**Your goal**
Report, from the records below, every line where the word "this" appears.
%%
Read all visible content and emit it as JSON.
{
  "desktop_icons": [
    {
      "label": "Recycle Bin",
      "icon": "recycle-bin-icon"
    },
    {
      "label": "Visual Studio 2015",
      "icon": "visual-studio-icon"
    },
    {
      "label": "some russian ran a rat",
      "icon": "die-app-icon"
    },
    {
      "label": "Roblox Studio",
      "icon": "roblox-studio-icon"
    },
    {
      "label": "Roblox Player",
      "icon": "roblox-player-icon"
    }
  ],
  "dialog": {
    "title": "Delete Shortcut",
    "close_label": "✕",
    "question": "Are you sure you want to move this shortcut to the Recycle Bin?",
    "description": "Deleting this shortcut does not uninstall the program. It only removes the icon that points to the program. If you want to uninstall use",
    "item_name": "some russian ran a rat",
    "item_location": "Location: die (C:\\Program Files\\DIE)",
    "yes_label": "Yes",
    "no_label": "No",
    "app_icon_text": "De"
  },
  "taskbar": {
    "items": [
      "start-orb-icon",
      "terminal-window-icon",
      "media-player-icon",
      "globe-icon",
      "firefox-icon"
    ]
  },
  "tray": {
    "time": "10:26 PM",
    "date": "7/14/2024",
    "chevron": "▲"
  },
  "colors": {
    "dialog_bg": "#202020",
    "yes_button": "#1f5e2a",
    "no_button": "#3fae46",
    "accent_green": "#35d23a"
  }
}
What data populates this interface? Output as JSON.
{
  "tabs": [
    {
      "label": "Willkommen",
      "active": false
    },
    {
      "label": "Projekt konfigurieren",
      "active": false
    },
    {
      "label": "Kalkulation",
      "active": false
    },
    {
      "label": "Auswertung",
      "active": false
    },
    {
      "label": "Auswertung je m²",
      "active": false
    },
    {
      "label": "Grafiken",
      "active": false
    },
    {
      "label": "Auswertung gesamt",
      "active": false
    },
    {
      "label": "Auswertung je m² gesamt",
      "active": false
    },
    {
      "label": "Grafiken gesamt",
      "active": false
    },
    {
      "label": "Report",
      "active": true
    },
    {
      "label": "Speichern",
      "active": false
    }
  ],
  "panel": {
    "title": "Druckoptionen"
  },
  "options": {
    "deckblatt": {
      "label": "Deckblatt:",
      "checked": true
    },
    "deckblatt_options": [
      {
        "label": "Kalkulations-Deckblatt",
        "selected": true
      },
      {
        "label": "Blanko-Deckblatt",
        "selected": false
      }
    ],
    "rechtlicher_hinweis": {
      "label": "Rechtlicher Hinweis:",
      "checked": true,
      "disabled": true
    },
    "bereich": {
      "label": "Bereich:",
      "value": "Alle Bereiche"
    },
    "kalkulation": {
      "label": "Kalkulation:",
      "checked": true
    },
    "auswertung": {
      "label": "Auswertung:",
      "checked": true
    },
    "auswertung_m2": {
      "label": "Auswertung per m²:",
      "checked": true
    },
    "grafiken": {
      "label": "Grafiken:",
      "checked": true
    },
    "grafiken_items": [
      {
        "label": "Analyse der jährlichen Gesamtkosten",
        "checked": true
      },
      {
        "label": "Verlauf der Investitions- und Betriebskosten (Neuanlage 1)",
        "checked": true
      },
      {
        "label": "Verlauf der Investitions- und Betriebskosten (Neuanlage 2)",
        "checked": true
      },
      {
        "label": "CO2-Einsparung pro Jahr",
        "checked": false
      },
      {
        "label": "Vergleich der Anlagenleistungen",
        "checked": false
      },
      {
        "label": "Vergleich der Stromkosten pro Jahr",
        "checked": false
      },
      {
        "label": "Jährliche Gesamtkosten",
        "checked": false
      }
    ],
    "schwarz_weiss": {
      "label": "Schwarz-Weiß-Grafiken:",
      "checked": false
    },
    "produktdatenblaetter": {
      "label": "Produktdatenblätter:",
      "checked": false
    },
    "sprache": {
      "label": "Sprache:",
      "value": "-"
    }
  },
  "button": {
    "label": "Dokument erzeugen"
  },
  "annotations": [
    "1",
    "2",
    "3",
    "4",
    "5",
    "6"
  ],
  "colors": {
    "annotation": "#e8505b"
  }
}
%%
**Result of the exercise**
    "question": "Are you sure you want to move this shortcut to the Recycle Bin?",
    "description": "Deleting this shortcut does not uninstall the program. It only removes the icon that points to the program. If you want to uninstall use",
What data populates this interface? Output as JSON.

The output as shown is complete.